More broadly, I wonder if there isn't a connection between this "feature" and the broader issue of public responsibility that you're investigating. The presence of multiple shooters is partly to make sure that the punishment is effective, but it also seems to be a step toward eliminating the responsibility of the executioner. The presence of a blank adds yet another level of exculpation, in that each executioner can perhaps tell himself that he didn't inflict any harm at all. Perhaps this added step is defensible so as to eliminate the risk of reprisal--a bit like having the executioner wear a hood or mask. But it also seems like another version of the general tendency to make executions seem less like "shedding human blood." I wonder if Judge Kozinski does or should oppose these practices.

Posted by: Richard | Jun 18, 2015 12:38:54 AM

In medieval times, one of the privileges of being a noble was the right to be beheaded if sentenced to death. Decapitation was faster and less painful than the methods used on the less lucky. The guillotine itself was designed to make decapitation more reliable and less painful (no need to bribe the executioner to make a clean end of things with only one chop). Any serious discussion of less painful death penalty ought to include decapitation. It may be disfavored today not because it is hard on the victim, but because it is hard on the audience, and perhaps because it got such bad press through overuse during the Terror.

Posted by: Aaron Caplan | Jun 17, 2015 11:21:43 PM

You dismiss the guillotine quickly, as did Kozinski in that opinion -- he said it "seems inconsistent with our national ethos." But I genuinely wonder which part of our national ethos he's referring to. Surely it's not a squeamishness about violence -- Americans adore violence. So what is it really? Our desire to be removed from the consequences of the violence that *we* -- i.e., those of us in power, who believe we are doing good in the world -- inflict on others?

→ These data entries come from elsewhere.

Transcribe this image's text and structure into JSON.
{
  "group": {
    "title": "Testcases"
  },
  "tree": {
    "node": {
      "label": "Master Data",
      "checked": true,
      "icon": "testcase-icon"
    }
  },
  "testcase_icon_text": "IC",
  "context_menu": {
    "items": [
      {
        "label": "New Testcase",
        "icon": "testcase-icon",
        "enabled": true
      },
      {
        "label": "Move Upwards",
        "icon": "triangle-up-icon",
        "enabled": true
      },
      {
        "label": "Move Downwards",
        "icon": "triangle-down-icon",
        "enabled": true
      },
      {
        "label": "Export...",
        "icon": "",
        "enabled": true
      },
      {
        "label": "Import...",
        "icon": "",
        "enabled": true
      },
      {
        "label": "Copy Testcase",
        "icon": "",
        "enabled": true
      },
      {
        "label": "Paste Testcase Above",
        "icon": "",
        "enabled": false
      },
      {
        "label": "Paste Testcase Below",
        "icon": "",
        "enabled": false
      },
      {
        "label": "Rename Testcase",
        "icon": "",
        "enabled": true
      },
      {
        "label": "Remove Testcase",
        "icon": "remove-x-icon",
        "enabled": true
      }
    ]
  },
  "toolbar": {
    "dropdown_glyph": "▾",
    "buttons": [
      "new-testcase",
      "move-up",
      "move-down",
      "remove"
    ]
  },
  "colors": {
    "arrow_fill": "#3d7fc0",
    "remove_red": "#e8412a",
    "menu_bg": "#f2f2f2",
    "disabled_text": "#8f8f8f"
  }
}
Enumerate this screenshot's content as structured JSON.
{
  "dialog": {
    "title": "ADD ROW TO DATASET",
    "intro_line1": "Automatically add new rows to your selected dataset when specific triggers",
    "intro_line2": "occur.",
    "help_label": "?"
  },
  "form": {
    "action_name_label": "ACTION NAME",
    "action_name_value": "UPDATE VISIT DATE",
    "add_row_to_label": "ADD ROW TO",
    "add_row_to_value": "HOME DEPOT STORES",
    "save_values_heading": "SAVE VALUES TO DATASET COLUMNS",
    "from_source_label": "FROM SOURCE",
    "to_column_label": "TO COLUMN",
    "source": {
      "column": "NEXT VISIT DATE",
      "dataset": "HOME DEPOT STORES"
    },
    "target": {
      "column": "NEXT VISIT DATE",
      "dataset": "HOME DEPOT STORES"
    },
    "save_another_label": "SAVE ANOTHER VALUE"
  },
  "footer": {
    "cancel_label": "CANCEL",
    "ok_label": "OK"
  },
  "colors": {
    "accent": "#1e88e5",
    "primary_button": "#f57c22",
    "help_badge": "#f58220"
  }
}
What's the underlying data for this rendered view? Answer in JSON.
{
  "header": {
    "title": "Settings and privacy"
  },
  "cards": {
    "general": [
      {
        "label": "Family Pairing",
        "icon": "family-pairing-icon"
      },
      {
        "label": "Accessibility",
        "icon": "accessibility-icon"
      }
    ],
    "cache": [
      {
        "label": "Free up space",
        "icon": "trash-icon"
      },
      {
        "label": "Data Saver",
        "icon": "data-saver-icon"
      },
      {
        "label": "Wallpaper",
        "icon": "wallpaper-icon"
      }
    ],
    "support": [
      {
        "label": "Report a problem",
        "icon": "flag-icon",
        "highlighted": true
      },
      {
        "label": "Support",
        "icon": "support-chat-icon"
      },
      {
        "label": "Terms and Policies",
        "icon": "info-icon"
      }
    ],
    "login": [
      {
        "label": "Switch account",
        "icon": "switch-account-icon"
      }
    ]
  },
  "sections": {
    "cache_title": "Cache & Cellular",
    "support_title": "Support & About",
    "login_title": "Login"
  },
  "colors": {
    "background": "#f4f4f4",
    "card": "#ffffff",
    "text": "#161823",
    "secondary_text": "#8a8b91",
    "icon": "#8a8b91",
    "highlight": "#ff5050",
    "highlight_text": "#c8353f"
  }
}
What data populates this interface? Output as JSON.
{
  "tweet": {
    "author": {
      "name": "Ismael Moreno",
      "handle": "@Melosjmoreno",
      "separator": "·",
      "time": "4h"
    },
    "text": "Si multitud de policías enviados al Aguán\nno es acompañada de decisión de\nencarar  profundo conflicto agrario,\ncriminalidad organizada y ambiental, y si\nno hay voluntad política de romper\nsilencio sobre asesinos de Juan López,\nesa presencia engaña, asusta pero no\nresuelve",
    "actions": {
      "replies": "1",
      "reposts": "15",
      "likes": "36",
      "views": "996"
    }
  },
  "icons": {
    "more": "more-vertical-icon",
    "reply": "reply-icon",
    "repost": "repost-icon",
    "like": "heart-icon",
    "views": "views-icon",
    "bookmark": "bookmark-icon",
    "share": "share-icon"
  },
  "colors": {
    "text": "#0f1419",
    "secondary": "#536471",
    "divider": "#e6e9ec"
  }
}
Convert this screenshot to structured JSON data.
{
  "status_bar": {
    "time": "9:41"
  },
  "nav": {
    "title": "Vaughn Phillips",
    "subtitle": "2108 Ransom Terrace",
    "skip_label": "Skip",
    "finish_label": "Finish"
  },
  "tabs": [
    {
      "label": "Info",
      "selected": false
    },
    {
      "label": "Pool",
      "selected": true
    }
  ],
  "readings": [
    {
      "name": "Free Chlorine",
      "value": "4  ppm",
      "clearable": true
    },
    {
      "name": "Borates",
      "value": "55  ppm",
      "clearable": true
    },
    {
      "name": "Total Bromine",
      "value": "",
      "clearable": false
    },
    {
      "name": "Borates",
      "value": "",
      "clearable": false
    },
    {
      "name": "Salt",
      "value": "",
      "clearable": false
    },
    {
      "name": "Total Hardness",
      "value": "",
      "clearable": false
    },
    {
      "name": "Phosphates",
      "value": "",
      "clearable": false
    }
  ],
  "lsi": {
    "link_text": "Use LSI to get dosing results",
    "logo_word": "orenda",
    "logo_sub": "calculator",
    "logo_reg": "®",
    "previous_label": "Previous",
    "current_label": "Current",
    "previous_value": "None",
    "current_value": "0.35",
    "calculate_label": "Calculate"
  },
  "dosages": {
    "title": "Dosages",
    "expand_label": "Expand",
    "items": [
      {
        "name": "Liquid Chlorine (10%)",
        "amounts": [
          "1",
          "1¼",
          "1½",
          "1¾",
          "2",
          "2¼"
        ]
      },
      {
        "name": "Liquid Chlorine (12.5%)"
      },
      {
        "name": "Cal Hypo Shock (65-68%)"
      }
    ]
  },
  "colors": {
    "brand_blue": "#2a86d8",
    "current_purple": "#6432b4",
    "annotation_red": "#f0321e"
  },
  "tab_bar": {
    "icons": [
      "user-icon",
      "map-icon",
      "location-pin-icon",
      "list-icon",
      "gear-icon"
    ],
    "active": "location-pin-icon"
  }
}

Is it simply another version of wanting to see our hamburger meat only after it's ground and shrink-wrapped? This is a serious question. Obviously we're not going to institute the guillotine, but just as obviously, as Kozinski says, it's the most foolproof method out there. I think it's worth exploring more deeply why you (and he, and surely many many others) dismiss it out of hand.

Posted by: Jesse | Jun 17, 2015 11:00:48 PM

I don't follow the death penalty closely, but I would speculate that the answer is a mostly combination of three factors: 1) The number of people actually executed is fairly small, making it harder to gather a political coalition to enact changes; 2) Some people who support the death penalty probably don't care what the method of execution is, so they're not all that interested in changing the method of execution, and 3) Among those who support the death penalty, there is probably a cynical sense that whatever is the current method of execution will be deemed a cruel and painful failed experiment, so you may as well stick to the one you have rather than switch to another method that will just be another target. Of course, whether any of these arguments are justified or appropriate is another matter entirely. But I would guess that these are among the reasons.

Posted by: Orin Kerr | Jun 17, 2015 10:48:24 PM

The comments to this entry are closed.